So there you have two stories: anti-Semitism is on the rise and it’s time to get out those “Never Again” signs. Or, it’s not anti-Semitism in the old virulent sense, but a rational, if problematic, response by Middle East actors and their supporters in the West to what they see as “an oppressive occupying force”; don’t take it personally. I understand this second story, and appreciate its nuance, but I can’t bring myself to accept it, if only because I believe that the viral version of anti-Semitism is always capable of regaining its full and deadly form even when it is apparently dormant or weakened. All it needs is a pretext, and any pretext will do. If the Israeli-Palestinian conflict didn’t exist, it would attach itself to something else; but it does exist, and anti-Semitism couldn’t be happier.
Because I think this way, I can imagine a time in the not-so-distant future when American Jews might feel precarious once again. There is a certain irrationality to this imagining, given that at this moment, I am sitting in a very nice house in Delray Beach, Fla., and taking advantage of the opportunity afforded me by The New York Times to have my say on anything I like every Monday. And in a few months I will repair to an equally nice house in the upstate New York town of Andes, where I will be engaging in the same pleasurable activity. Sounds like a good life, and it is. So why am I entertaining fantasies of being dispossessed or discriminated against or even threatened?

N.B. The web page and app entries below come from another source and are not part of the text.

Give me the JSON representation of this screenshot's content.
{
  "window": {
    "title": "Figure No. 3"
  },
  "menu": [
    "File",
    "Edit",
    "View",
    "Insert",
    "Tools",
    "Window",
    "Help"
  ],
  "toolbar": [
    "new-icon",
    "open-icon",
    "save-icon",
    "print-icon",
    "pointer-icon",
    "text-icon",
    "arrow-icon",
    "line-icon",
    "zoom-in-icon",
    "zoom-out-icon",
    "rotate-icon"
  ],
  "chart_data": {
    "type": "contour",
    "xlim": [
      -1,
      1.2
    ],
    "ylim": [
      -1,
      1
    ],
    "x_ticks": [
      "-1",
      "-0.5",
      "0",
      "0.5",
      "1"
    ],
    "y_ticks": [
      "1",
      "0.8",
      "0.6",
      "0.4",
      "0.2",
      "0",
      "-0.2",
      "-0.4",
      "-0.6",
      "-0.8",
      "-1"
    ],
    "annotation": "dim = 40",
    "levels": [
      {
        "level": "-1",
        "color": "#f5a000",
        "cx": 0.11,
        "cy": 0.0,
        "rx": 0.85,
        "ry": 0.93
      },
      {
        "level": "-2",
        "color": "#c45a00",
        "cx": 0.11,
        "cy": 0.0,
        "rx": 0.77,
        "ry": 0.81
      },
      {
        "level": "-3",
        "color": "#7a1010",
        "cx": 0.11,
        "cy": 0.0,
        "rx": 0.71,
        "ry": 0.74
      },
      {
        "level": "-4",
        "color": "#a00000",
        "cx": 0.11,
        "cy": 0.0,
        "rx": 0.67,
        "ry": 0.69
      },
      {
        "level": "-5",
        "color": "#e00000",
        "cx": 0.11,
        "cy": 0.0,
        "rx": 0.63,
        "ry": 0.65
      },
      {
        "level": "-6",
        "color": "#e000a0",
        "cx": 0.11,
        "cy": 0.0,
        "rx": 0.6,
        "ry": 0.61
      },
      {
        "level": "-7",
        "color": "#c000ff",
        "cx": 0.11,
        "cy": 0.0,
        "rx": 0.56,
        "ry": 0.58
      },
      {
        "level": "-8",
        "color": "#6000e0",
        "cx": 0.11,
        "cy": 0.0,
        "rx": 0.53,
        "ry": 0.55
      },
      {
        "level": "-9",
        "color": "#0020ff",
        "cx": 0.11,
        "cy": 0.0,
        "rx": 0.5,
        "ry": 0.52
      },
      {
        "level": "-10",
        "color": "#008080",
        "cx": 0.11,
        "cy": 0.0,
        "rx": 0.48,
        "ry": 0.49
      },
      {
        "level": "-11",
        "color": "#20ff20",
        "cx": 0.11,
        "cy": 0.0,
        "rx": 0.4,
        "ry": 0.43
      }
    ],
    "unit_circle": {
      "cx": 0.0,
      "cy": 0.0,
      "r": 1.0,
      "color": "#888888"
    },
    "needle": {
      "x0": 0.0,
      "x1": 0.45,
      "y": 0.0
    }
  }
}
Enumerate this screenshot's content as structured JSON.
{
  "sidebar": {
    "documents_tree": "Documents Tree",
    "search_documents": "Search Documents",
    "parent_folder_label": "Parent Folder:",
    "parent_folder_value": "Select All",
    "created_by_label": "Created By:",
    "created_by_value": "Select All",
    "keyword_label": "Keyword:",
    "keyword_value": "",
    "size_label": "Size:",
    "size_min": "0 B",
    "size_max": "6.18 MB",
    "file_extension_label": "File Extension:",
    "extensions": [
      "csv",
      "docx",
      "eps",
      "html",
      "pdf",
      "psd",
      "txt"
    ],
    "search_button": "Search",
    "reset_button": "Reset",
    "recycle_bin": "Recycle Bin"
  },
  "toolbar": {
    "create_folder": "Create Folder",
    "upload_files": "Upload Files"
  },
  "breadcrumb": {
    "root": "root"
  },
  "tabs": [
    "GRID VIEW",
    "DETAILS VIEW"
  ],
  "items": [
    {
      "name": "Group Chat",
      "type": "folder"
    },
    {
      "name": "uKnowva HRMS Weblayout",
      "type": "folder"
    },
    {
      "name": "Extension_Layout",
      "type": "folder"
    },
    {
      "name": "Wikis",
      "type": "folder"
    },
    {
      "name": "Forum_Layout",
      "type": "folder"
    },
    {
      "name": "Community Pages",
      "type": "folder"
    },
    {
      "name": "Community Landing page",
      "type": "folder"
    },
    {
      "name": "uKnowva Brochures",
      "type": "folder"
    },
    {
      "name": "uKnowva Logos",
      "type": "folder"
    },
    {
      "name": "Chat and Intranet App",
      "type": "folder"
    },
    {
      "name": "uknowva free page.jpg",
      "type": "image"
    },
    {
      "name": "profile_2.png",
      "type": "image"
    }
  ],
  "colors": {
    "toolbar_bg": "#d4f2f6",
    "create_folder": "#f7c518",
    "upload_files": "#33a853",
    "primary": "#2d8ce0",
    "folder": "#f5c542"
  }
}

Part of the answer lies in the fact that I spend much of my time in colleges and universities, where anti-Israel sentiment flourishes and is regarded more or less as a default position. And I have seen (with apologies to Shelley) that when hostility to Israel comes, anti-Semitism is not far behind. But the deeper explanation of my apprehension is generational. One of my closest friends and I agree on almost everything, but we part company on this question. He tells, and believes, the “criticism of Israel is one thing, anti-Semitism another” story. I hear it, but I can’t buy it. He is 10 years my junior. I remember World War II. By the time he was born it was history. Maybe it’s that simple.
Perhaps the University of Chicago and Florida International University are hotbeds of anti-semitism, but I doubt it. It seems like Fish is just plain incapable of thinking rationally about the question. In which case, perhaps Professor Fish should follow his own advice and “think again.”